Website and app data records
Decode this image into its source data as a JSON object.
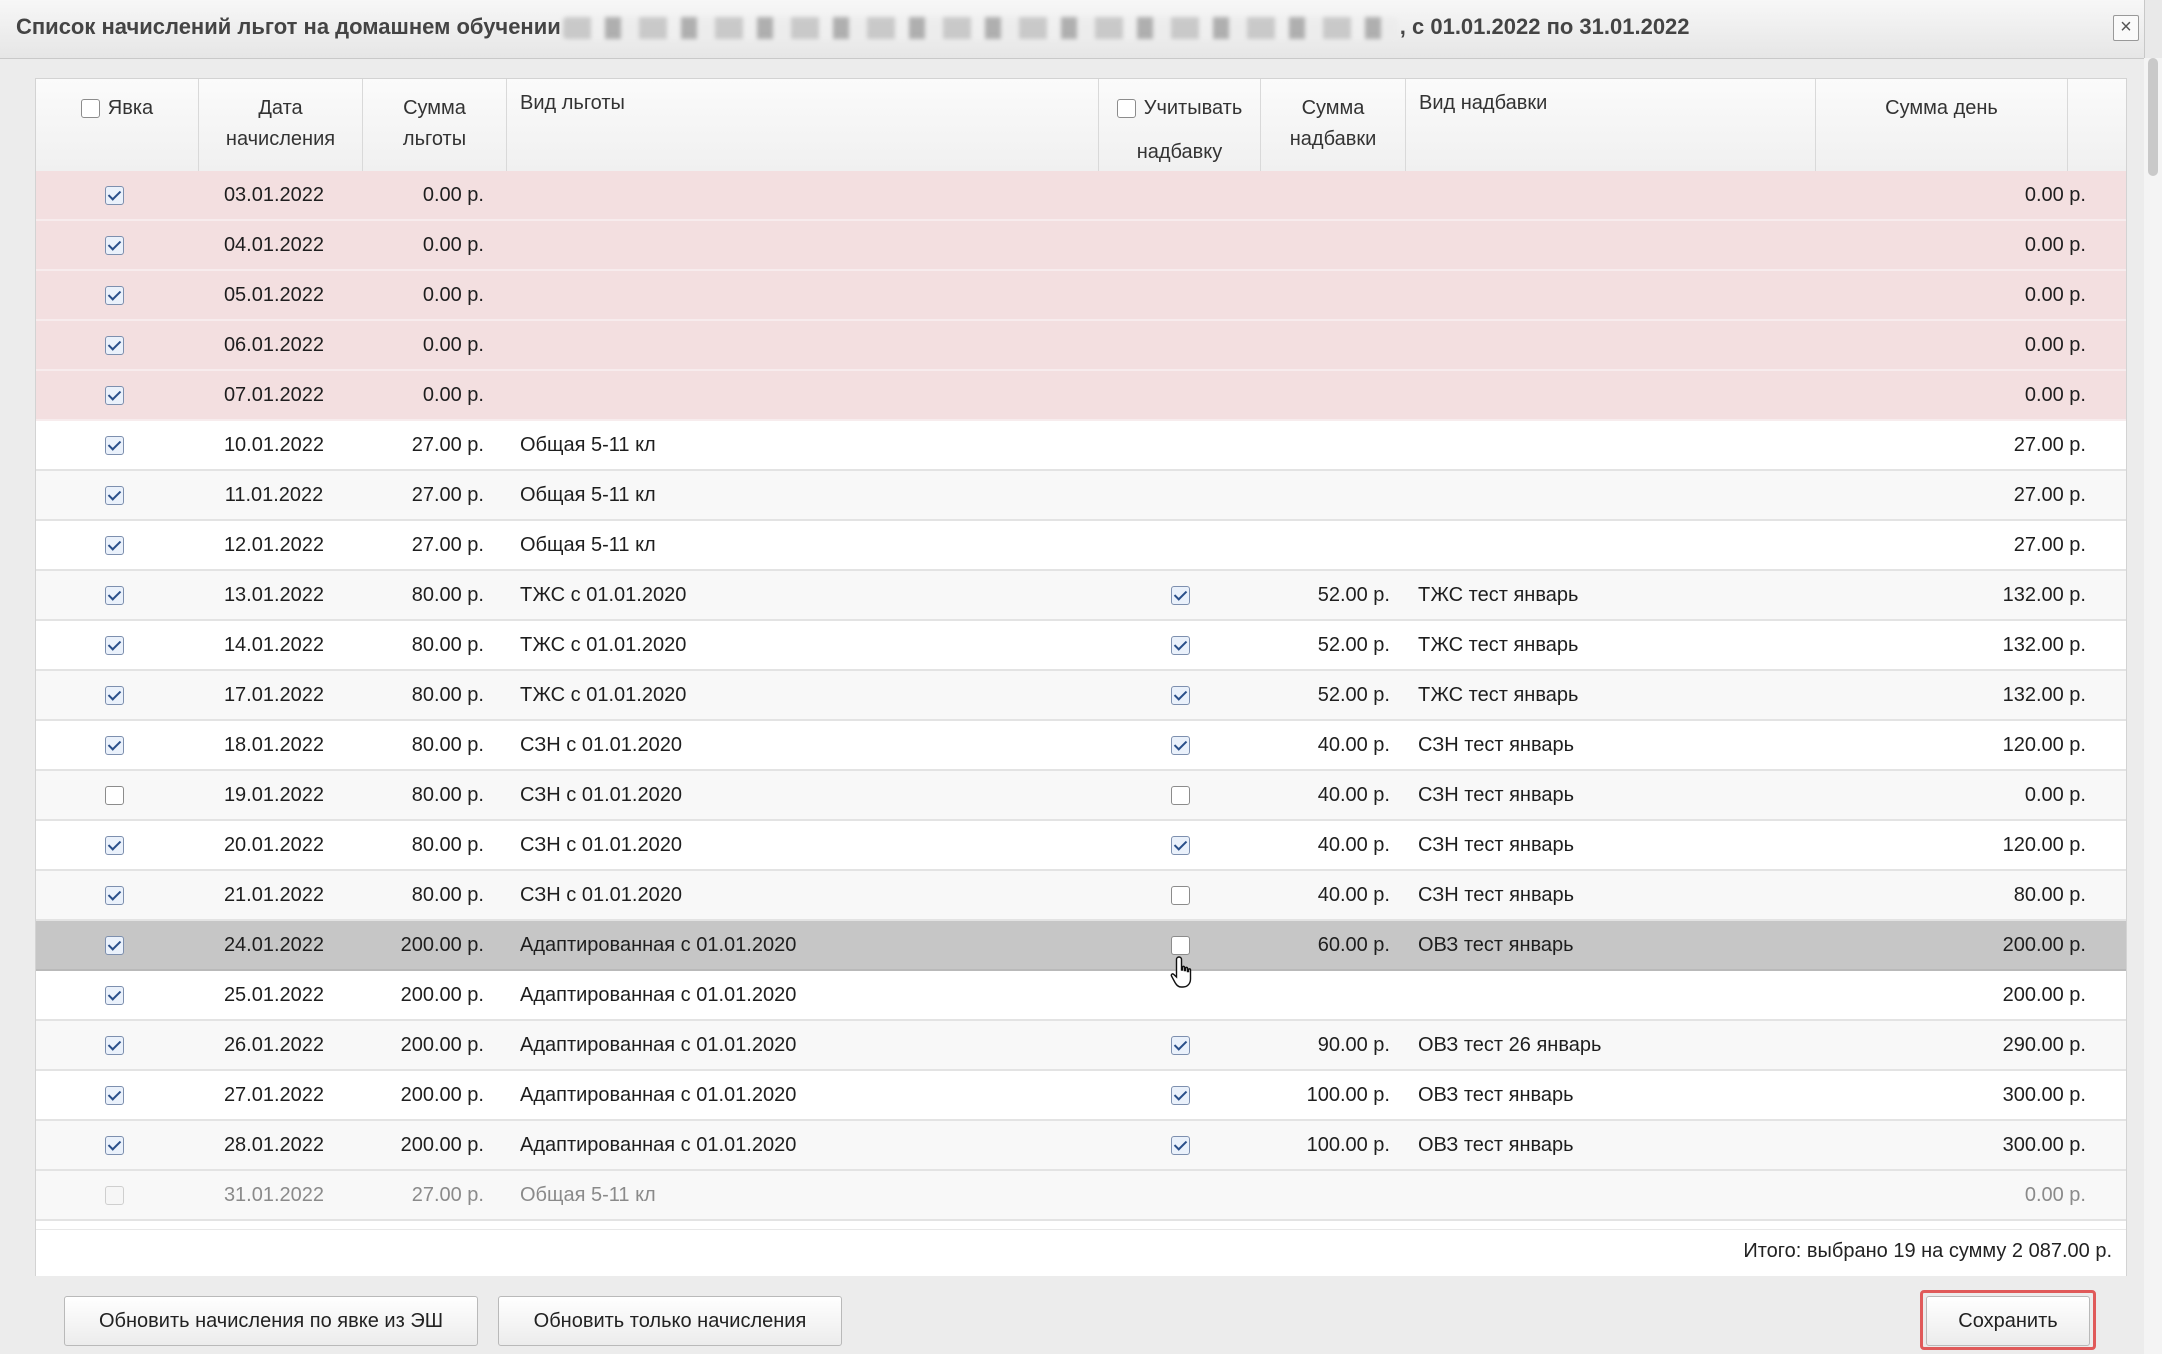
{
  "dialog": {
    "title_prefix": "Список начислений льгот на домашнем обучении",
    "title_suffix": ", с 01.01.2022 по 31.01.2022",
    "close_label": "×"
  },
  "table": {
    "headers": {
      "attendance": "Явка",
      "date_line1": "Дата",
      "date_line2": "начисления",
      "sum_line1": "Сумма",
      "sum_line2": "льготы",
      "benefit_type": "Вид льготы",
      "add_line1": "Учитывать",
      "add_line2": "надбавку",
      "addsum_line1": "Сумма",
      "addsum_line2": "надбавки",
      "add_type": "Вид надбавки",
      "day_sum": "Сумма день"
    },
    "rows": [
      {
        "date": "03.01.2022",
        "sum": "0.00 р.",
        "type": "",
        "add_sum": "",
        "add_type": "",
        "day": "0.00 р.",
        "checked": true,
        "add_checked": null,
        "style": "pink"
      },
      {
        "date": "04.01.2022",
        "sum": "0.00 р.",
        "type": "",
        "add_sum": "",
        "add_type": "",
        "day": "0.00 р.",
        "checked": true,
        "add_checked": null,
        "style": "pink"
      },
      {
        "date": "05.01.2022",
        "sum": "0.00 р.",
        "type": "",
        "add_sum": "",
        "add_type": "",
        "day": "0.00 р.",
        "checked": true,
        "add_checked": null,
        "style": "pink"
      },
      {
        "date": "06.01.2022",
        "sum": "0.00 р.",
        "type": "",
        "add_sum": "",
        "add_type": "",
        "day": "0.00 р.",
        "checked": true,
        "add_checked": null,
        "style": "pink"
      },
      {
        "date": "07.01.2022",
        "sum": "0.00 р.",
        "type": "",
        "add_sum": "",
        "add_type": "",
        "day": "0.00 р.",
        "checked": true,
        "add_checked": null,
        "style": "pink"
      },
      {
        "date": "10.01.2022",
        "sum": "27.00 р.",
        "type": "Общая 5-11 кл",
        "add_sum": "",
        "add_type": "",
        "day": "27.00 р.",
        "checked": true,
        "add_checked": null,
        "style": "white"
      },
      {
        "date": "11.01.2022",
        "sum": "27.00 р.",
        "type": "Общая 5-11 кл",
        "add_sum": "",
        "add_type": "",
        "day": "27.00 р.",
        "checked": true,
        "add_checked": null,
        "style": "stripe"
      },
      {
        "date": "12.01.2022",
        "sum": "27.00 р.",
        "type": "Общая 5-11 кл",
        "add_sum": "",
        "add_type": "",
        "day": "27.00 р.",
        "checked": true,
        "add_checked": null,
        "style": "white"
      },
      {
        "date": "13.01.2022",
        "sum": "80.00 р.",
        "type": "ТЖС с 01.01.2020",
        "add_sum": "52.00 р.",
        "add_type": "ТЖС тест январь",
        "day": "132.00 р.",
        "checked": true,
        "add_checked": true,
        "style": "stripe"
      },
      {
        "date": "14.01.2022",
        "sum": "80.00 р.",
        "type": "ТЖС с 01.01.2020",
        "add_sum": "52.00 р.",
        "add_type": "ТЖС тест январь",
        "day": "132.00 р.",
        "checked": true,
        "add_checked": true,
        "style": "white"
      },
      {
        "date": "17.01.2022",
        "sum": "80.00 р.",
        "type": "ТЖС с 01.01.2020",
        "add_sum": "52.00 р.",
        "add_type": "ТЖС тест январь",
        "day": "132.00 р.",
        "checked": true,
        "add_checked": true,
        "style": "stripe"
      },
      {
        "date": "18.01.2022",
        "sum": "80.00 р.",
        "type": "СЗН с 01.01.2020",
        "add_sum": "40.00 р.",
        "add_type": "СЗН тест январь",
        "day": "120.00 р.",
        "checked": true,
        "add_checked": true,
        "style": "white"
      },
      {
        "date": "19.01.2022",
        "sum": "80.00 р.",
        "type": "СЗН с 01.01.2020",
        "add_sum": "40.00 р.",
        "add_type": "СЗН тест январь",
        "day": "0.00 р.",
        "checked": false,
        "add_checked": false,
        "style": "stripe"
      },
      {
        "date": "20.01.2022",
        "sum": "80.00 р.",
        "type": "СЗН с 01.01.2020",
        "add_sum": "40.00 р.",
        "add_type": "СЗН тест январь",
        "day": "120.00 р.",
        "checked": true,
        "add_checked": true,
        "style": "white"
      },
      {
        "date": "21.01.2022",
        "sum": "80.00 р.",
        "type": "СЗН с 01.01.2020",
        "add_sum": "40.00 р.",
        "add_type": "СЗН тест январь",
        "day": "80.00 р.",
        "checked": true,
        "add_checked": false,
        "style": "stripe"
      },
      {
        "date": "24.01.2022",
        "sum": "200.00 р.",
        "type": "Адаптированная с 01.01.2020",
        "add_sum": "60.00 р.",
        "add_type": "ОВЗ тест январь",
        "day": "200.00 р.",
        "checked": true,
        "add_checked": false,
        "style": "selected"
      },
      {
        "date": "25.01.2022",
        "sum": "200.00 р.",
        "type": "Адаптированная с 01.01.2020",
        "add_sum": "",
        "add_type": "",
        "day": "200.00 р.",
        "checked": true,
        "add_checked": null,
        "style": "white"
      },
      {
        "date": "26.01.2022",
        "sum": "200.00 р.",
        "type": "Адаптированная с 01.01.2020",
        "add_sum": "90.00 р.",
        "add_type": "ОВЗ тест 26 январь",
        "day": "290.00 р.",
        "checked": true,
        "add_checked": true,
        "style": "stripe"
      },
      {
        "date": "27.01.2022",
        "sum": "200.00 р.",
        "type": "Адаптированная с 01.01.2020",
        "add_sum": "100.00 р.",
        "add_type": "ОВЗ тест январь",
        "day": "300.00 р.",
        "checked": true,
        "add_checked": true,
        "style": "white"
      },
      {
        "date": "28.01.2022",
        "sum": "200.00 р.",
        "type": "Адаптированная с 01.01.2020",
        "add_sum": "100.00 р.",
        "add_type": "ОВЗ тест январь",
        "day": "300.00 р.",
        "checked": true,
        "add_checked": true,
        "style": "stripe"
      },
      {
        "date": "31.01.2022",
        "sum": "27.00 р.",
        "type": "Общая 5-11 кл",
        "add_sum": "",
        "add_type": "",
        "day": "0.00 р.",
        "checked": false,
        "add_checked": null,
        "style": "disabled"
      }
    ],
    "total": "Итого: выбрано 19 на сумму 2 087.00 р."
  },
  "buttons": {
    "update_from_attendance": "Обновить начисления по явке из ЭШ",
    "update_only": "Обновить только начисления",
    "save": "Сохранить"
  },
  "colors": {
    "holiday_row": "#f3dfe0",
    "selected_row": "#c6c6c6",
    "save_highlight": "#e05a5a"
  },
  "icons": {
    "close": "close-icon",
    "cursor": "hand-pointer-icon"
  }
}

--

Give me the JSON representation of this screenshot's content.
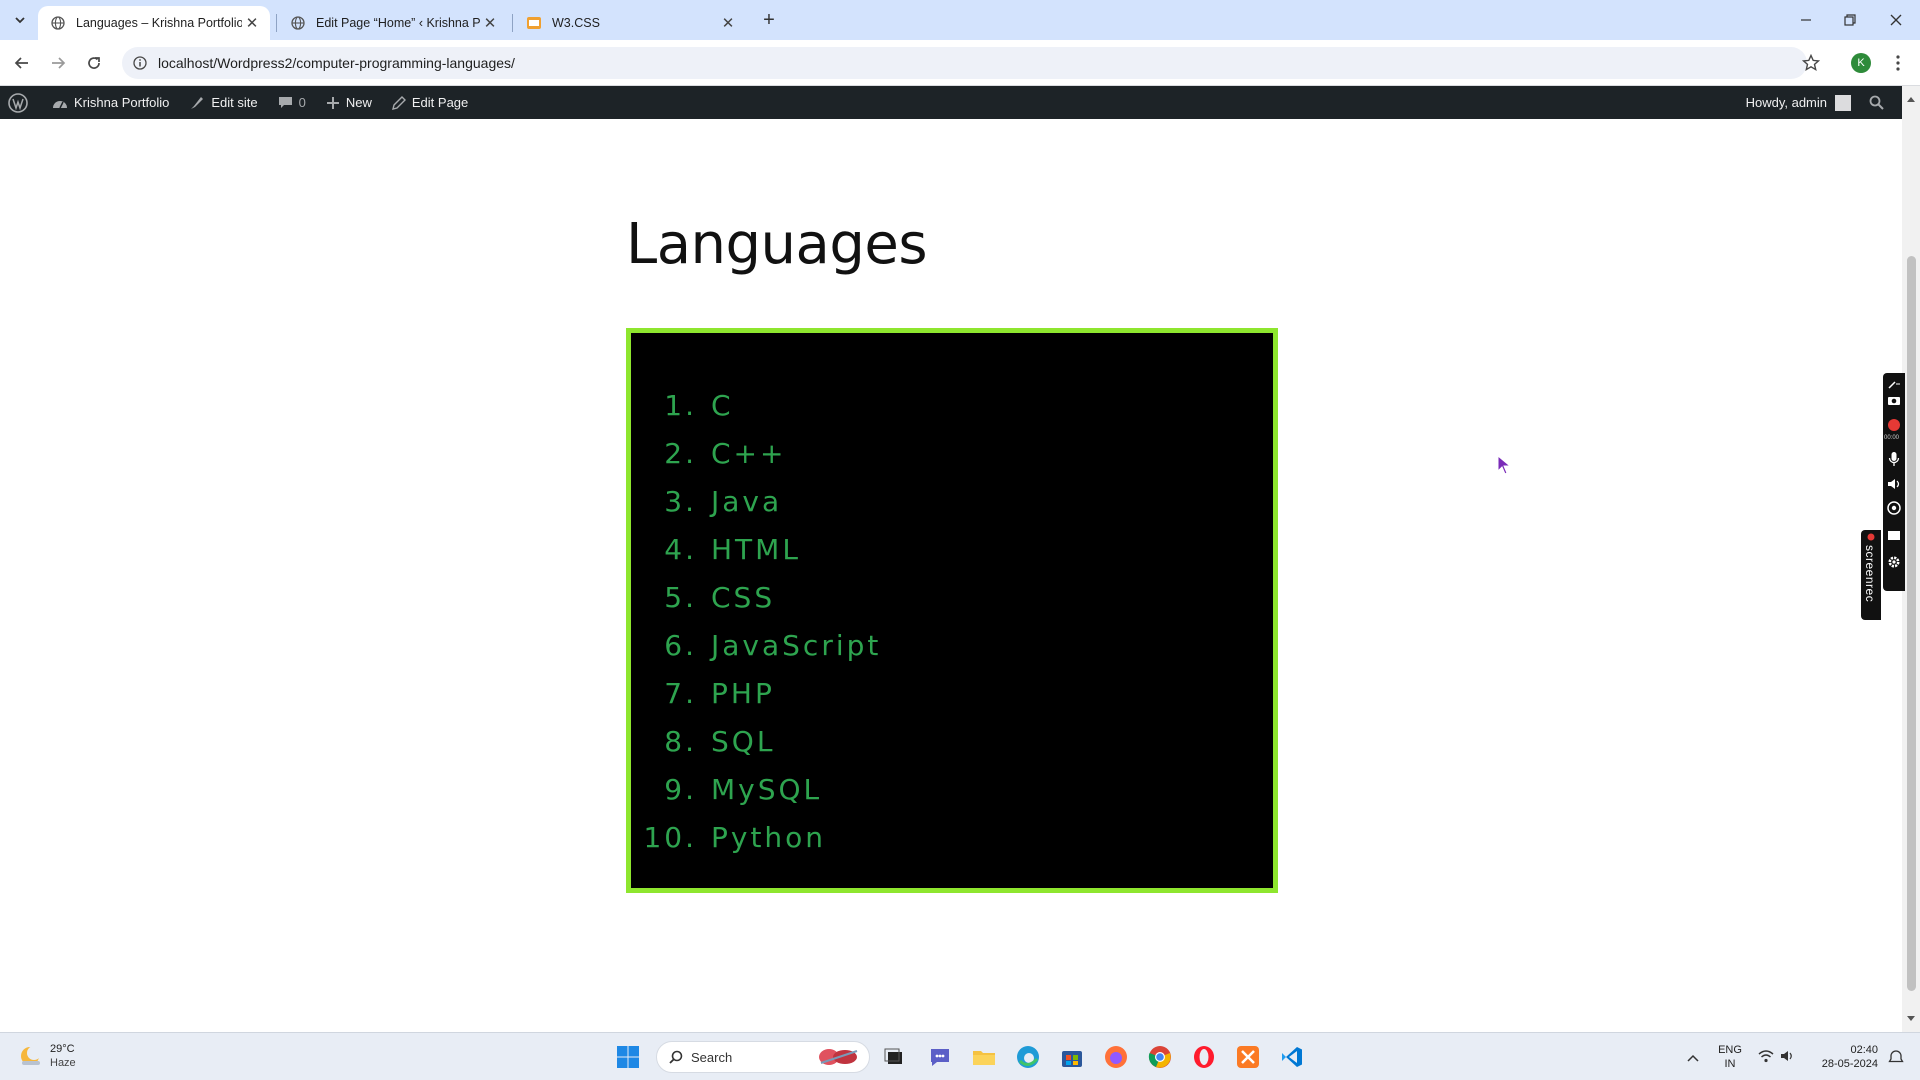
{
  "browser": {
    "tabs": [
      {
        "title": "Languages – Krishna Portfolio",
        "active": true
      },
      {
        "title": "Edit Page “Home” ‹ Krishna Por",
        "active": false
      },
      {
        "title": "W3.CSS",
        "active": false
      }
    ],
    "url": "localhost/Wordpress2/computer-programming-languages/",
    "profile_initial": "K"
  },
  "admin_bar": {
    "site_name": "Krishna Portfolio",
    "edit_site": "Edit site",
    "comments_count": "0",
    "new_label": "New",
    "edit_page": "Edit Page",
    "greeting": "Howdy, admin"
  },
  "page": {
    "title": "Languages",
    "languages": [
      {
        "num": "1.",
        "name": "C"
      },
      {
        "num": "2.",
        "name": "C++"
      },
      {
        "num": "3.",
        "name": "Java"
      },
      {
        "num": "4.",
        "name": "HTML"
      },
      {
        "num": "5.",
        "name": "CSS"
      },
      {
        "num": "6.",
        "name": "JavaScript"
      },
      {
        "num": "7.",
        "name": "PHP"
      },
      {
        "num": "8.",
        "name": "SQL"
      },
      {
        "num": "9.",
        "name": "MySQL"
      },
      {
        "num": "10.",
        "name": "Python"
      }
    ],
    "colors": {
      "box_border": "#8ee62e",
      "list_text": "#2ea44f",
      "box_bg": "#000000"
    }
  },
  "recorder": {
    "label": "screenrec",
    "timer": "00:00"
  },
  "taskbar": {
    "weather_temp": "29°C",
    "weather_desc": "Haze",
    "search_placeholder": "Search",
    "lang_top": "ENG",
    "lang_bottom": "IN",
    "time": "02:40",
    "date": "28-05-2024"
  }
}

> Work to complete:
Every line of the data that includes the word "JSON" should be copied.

> Task result:
Decode this image into its source data as a JSON object.
Give me the JSON representation of this screenshot's content.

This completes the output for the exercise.